**PROBLEM**
Find out how many lines in the records have the string "JSON" in them, and state only that number.

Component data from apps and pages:
[Start of Attachment]

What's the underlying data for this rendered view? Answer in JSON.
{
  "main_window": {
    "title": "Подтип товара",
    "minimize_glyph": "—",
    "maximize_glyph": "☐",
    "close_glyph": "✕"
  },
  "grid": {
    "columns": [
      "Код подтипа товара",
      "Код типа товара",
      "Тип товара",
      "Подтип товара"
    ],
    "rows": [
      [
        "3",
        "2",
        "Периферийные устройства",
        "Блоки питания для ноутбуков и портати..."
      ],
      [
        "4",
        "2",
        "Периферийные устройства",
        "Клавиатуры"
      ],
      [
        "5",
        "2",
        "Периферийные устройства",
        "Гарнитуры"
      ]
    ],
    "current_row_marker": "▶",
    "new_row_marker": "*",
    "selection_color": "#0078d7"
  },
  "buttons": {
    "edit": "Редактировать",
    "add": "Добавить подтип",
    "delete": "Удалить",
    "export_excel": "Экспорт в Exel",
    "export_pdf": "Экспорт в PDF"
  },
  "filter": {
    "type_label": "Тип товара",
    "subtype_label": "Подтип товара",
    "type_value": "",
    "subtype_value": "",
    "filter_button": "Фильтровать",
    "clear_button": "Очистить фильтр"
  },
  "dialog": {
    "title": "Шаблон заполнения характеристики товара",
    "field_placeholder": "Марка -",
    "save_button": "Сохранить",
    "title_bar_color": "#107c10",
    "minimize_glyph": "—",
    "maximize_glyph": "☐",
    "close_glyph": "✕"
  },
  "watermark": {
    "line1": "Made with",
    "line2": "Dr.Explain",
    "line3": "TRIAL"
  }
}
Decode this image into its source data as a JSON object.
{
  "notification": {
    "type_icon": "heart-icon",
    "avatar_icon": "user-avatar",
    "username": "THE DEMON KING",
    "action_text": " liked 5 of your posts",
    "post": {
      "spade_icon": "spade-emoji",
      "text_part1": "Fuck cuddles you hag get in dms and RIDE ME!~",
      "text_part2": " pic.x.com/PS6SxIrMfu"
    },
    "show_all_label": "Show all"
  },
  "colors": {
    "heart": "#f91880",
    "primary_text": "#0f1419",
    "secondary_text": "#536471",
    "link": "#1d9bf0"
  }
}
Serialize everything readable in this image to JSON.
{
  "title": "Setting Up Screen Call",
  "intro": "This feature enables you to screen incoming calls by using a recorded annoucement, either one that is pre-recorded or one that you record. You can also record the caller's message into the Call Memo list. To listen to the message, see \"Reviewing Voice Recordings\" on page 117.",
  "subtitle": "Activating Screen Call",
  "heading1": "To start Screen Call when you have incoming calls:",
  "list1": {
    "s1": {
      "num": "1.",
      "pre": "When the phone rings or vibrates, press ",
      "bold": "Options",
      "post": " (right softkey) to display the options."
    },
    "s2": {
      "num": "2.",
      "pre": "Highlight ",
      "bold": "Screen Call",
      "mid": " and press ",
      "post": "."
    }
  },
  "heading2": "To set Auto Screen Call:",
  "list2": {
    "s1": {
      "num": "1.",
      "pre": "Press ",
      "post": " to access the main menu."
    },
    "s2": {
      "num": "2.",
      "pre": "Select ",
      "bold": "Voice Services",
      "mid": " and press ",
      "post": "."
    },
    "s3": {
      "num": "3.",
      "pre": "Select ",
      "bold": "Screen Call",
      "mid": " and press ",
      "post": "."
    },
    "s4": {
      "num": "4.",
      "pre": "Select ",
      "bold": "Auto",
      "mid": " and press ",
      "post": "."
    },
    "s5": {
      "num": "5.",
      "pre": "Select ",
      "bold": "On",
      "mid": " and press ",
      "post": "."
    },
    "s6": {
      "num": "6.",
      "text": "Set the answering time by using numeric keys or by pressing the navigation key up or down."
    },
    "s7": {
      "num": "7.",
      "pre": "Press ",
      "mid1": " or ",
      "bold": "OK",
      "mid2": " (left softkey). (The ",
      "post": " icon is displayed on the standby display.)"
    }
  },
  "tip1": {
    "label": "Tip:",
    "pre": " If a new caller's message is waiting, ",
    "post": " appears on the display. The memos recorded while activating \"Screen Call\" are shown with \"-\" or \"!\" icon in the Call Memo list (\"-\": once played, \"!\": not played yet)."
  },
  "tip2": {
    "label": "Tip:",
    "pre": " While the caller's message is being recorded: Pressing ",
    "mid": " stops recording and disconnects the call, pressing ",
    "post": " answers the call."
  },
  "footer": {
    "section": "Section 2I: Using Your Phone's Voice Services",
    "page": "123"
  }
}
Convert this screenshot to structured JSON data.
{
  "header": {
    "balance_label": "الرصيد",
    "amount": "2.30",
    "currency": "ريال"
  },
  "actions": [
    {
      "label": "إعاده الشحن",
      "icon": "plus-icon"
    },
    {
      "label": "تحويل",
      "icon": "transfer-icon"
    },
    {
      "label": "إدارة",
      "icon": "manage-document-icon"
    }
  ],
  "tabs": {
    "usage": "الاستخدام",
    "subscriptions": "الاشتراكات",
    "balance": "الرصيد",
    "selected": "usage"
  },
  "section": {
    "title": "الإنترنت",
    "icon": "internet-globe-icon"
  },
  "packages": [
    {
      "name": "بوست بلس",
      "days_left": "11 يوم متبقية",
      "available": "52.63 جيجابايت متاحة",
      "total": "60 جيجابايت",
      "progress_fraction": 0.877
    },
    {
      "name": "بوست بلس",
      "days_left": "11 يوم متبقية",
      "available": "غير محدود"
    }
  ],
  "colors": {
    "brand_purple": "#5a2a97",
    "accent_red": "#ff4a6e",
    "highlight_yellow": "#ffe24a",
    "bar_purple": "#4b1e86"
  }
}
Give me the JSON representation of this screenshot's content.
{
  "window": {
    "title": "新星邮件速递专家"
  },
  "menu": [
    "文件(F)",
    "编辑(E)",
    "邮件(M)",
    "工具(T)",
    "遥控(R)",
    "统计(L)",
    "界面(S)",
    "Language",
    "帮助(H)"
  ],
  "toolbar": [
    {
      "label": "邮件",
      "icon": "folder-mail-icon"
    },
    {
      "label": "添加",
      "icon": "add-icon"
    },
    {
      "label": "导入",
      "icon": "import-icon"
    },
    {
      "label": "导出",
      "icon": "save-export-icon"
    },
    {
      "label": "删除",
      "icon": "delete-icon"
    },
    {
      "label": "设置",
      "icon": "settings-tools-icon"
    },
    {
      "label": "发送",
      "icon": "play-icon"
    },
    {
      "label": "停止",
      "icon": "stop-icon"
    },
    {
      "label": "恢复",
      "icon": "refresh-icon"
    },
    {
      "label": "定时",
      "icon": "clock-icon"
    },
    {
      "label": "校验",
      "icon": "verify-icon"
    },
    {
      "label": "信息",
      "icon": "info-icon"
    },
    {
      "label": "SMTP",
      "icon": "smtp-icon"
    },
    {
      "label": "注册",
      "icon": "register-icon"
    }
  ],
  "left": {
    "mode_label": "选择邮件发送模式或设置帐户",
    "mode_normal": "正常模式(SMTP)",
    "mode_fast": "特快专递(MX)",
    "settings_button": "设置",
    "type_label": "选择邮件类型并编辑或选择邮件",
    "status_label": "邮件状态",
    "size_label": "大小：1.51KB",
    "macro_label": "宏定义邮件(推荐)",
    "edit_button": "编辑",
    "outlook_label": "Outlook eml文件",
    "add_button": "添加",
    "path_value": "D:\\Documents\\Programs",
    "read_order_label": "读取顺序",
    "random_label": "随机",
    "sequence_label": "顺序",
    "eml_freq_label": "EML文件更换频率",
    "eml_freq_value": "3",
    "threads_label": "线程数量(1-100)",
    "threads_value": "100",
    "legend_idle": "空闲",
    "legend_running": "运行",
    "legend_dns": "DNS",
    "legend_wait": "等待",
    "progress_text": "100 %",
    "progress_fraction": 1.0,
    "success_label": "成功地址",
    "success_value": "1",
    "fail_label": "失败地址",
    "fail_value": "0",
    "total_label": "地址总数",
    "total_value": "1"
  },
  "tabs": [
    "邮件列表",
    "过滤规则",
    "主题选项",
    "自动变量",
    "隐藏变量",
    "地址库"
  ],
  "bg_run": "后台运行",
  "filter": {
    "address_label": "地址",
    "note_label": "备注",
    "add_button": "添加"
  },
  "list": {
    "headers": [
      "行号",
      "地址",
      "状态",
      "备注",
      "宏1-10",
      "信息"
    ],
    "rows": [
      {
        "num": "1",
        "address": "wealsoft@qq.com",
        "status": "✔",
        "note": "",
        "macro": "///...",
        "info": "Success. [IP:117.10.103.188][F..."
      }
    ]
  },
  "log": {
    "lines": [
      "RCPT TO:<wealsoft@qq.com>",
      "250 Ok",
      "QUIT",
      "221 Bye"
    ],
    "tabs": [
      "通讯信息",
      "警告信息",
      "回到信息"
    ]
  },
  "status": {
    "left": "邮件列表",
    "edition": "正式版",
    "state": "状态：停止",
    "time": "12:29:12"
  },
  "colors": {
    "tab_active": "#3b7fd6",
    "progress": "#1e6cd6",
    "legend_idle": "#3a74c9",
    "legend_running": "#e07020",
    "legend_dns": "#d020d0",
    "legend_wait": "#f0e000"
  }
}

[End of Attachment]

**RESPONSE FOR THIS EXERCISE**
5